**Assignment:** Set down every entry once more, exactly as it appears.

**Excerpted data:**
□ □ □

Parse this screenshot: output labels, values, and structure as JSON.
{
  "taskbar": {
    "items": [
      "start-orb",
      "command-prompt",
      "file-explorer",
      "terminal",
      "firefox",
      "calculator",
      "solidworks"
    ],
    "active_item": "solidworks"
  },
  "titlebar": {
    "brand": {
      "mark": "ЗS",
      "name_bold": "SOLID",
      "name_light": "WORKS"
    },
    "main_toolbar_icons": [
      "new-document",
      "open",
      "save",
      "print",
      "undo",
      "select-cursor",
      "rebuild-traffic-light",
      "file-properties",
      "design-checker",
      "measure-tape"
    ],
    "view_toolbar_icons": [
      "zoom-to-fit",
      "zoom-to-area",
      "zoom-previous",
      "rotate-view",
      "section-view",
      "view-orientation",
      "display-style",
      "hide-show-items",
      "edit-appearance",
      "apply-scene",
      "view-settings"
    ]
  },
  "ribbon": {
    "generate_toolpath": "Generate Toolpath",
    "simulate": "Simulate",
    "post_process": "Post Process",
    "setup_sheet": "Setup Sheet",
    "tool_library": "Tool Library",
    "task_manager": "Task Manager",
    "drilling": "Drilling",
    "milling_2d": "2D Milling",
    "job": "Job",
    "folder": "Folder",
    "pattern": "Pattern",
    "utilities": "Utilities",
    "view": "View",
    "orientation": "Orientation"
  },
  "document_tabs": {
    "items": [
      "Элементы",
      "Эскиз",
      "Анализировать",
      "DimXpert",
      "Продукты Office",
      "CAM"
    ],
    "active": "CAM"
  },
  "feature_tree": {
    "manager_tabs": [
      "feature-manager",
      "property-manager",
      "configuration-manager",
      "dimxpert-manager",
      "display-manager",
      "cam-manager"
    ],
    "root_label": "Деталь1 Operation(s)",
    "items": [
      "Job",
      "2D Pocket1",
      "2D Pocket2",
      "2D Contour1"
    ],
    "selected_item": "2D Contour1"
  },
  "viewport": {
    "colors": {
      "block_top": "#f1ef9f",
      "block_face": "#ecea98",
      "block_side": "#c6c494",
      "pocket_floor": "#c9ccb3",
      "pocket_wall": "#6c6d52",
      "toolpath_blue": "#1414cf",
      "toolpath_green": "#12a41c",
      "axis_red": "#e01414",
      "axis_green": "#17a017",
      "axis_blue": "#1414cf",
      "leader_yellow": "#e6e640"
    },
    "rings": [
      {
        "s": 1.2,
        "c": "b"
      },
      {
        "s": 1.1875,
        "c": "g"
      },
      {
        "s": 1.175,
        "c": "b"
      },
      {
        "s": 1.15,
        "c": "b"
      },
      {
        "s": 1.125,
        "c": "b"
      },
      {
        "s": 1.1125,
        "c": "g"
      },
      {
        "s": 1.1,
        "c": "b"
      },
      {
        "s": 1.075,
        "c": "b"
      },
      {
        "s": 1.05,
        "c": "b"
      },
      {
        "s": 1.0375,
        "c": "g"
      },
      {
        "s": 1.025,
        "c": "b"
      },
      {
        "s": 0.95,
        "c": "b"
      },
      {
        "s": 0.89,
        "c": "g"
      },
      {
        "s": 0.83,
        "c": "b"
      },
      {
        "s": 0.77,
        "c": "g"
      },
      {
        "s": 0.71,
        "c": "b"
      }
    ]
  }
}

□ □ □

**Expected answer:**
Parse this screenshot: output labels, values, and structure as JSON.
{
  "taskbar": {
    "items": [
      "start-orb",
      "command-prompt",
      "file-explorer",
      "terminal",
      "firefox",
      "calculator",
      "solidworks"
    ],
    "active_item": "solidworks"
  },
  "titlebar": {
    "brand": {
      "mark": "ЗS",
      "name_bold": "SOLID",
      "name_light": "WORKS"
    },
    "main_toolbar_icons": [
      "new-document",
      "open",
      "save",
      "print",
      "undo",
      "select-cursor",
      "rebuild-traffic-light",
      "file-properties",
      "design-checker",
      "measure-tape"
    ],
    "view_toolbar_icons": [
      "zoom-to-fit",
      "zoom-to-area",
      "zoom-previous",
      "rotate-view",
      "section-view",
      "view-orientation",
      "display-style",
      "hide-show-items",
      "edit-appearance",
      "apply-scene",
      "view-settings"
    ]
  },
  "ribbon": {
    "generate_toolpath": "Generate Toolpath",
    "simulate": "Simulate",
    "post_process": "Post Process",
    "setup_sheet": "Setup Sheet",
    "tool_library": "Tool Library",
    "task_manager": "Task Manager",
    "drilling": "Drilling",
    "milling_2d": "2D Milling",
    "job": "Job",
    "folder": "Folder",
    "pattern": "Pattern",
    "utilities": "Utilities",
    "view": "View",
    "orientation": "Orientation"
  },
  "document_tabs": {
    "items": [
      "Элементы",
      "Эскиз",
      "Анализировать",
      "DimXpert",
      "Продукты Office",
      "CAM"
    ],
    "active": "CAM"
  },
  "feature_tree": {
    "manager_tabs": [
      "feature-manager",
      "property-manager",
      "configuration-manager",
      "dimxpert-manager",
      "display-manager",
      "cam-manager"
    ],
    "root_label": "Деталь1 Operation(s)",
    "items": [
      "Job",
      "2D Pocket1",
      "2D Pocket2",
      "2D Contour1"
    ],
    "selected_item": "2D Contour1"
  },
  "viewport": {
    "colors": {
      "block_top": "#f1ef9f",
      "block_face": "#ecea98",
      "block_side": "#c6c494",
      "pocket_floor": "#c9ccb3",
      "pocket_wall": "#6c6d52",
      "toolpath_blue": "#1414cf",
      "toolpath_green": "#12a41c",
      "axis_red": "#e01414",
      "axis_green": "#17a017",
      "axis_blue": "#1414cf",
      "leader_yellow": "#e6e640"
    },
    "rings": [
      {
        "s": 1.2,
        "c": "b"
      },
      {
        "s": 1.1875,
        "c": "g"
      },
      {
        "s": 1.175,
        "c": "b"
      },
      {
        "s": 1.15,
        "c": "b"
      },
      {
        "s": 1.125,
        "c": "b"
      },
      {
        "s": 1.1125,
        "c": "g"
      },
      {
        "s": 1.1,
        "c": "b"
      },
      {
        "s": 1.075,
        "c": "b"
      },
      {
        "s": 1.05,
        "c": "b"
      },
      {
        "s": 1.0375,
        "c": "g"
      },
      {
        "s": 1.025,
        "c": "b"
      },
      {
        "s": 0.95,
        "c": "b"
      },
      {
        "s": 0.89,
        "c": "g"
      },
      {
        "s": 0.83,
        "c": "b"
      },
      {
        "s": 0.77,
        "c": "g"
      },
      {
        "s": 0.71,
        "c": "b"
      }
    ]
  }
}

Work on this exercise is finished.